Eleanor: Because I’ve spent my life trying to build something here. It’s all I have. I just can’t walk away.
Max: It is not all you have. Eleanor this place is just sand. It cannot love you back. You know this. You must know this. Your father left you, your mother was taken from you. Everyone you have ever loved you have lost, and it terrifies you. but not me. I will never, ever leave you. I love you.
Gates: Mistress Guthrie?
Max: You brought them here? Come with me. Right now, the boat is waiting. We can be free of this place. We can have a life here together, and it can start this very minute. All you have to say is yes. Set us both free!
Eleanor: Come in! Max, I need you to tell them where the page is.
Max: And if I don’t, then what?
Gates: This doesn’t have to go badly.

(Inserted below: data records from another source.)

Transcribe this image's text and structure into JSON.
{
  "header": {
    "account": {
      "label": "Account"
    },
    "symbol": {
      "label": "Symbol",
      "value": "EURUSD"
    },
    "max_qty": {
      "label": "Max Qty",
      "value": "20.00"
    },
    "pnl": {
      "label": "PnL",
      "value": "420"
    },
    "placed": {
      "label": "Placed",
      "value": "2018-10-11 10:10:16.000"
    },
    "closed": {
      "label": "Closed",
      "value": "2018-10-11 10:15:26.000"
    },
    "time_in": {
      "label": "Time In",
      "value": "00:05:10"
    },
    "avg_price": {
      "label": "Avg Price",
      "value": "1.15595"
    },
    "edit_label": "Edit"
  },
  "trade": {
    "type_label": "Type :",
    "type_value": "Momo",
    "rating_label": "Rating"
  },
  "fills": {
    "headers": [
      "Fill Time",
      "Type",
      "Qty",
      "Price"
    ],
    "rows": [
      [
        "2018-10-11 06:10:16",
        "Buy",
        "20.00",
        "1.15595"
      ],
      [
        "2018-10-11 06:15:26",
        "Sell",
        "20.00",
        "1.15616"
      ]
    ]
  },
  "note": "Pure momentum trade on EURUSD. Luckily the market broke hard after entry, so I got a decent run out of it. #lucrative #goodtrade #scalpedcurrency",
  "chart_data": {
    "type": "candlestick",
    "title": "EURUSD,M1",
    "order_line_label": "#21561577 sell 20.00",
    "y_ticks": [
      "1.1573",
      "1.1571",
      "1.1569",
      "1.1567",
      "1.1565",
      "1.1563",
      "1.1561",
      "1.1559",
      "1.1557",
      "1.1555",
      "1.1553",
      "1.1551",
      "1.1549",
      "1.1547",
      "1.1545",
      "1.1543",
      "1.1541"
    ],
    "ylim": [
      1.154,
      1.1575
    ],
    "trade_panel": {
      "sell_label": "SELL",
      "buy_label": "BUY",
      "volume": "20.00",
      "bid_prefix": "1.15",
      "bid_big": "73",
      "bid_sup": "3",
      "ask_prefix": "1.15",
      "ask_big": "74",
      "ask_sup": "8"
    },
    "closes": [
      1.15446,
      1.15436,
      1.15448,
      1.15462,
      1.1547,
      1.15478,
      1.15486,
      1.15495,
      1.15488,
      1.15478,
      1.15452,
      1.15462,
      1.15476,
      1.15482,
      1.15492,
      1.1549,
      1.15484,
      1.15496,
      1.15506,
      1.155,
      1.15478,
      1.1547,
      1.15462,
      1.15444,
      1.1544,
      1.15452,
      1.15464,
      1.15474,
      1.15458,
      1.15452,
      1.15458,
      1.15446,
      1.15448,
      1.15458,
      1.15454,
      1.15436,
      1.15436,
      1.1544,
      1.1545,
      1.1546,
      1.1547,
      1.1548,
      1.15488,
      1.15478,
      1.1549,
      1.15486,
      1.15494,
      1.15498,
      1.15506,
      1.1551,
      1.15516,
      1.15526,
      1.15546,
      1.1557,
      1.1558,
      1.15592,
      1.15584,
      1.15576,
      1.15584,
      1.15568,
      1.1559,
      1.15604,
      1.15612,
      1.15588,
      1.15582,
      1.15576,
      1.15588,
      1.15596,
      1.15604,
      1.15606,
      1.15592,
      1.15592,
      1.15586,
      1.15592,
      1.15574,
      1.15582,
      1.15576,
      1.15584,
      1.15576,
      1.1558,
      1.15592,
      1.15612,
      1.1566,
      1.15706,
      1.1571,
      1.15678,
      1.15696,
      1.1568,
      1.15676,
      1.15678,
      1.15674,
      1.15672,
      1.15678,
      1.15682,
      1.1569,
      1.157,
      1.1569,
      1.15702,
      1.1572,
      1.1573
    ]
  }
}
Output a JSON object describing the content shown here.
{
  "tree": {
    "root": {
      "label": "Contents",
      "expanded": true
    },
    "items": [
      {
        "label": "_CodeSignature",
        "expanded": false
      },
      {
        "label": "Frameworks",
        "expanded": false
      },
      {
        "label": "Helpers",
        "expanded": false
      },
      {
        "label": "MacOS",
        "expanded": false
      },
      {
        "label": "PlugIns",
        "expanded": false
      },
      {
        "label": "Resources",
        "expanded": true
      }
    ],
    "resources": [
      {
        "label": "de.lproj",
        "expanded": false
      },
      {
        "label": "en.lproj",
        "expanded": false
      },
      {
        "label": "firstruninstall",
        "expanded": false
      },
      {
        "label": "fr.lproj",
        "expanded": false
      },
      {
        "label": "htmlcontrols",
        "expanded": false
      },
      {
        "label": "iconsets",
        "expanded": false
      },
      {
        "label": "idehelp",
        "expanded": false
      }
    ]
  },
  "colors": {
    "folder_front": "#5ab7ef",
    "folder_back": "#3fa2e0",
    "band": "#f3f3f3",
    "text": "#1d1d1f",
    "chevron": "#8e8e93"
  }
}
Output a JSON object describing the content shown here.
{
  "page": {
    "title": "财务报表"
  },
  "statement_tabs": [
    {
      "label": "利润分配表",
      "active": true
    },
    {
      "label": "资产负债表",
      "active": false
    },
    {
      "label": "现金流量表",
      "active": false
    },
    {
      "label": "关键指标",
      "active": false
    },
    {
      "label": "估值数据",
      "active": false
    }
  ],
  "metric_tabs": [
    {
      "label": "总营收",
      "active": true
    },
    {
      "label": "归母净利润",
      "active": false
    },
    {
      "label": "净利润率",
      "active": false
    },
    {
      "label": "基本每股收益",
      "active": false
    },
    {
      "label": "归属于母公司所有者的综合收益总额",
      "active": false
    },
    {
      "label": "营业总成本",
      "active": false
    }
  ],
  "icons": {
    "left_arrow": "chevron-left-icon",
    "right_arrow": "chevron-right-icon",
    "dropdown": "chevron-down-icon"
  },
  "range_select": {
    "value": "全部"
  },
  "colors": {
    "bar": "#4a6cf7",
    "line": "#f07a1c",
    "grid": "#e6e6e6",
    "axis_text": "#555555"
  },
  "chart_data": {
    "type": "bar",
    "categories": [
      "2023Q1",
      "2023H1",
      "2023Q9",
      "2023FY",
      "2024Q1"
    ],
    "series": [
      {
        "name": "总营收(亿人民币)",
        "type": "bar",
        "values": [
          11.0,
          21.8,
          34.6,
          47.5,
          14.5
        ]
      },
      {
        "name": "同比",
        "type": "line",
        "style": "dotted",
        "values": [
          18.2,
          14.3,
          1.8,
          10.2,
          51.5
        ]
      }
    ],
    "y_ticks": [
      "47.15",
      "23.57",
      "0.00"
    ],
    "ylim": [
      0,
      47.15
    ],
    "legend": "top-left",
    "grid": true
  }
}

Max: I want her to say it. I want her to say that she will sit there and watch you beat the answer out of me to save this place. Say it! Say it! … The rocks at sundown.
Eleanor: Max please!
Max: Get the fuck out!
Eleanor: I meant what said. I can protect you.
Max: Get the fuck out!
Max risked her life just so she could be free of her pimp Noonan, and could begin a new life with Eleanor. Instead of coming to Max to see if there was some way to work everything out, Eleanor betrayed her to Flint so she could solidify their business partnership and she could continue her plans to build New Providence into its own island nation. Eleanor is so fearful to allow herself to love and be loved, that she threw it all away for money, power and position. I’m not sure what was worse for Max. The fact that Eleanor would betray her to Flint, or the fact Eleanor probably would have let Gates beat the information out of her. Though it never came to that, like Max , we all probably realize Eleanor would have allowed it to happen. Now that these two have broken up, Max is without an ally and has Anne Bonny on her tail ready to deliver Max to Vane for retribution.
“II” quickly dispelled any fears that Black Sails wouldn’t live up to the hype, and sucked viewers into the perilous lives of these fascinatingly violent characters. Filled with a broad cast of characters, Black Sails is a very realistic look at life during these times, and shows how diverse the lives of these people (real and imagined) were. Elsewhere in Europe, women were living by different social standards than the women on New Providence. Eleanor, Max and Anne are all strong women living in a man’s world and playing by their rules. By doing so, these women haven’t given up any of their femininity, despite who they love or how they dress. As for the men, Vane and Flint are as different as night and day. While Flint runs his ship as a democracy, Vane must run his as an empire based on Eleanor’s comments. Flint is captain of his ship because his men have elected him. He rules at their pleasure. Vane, on the other hand, is the sole ruler. His word is final. He rules with his strength and by the fear of his men. Even though they are all different, I have to say that I like all of the characters so far. Which is rare. These characters are as rich and colorful as the land they’ve claimed, and I, for one, can’t wait to set sail next week on an all new adventure. Besides, I’m sure we all want to know, who was that mystery woman?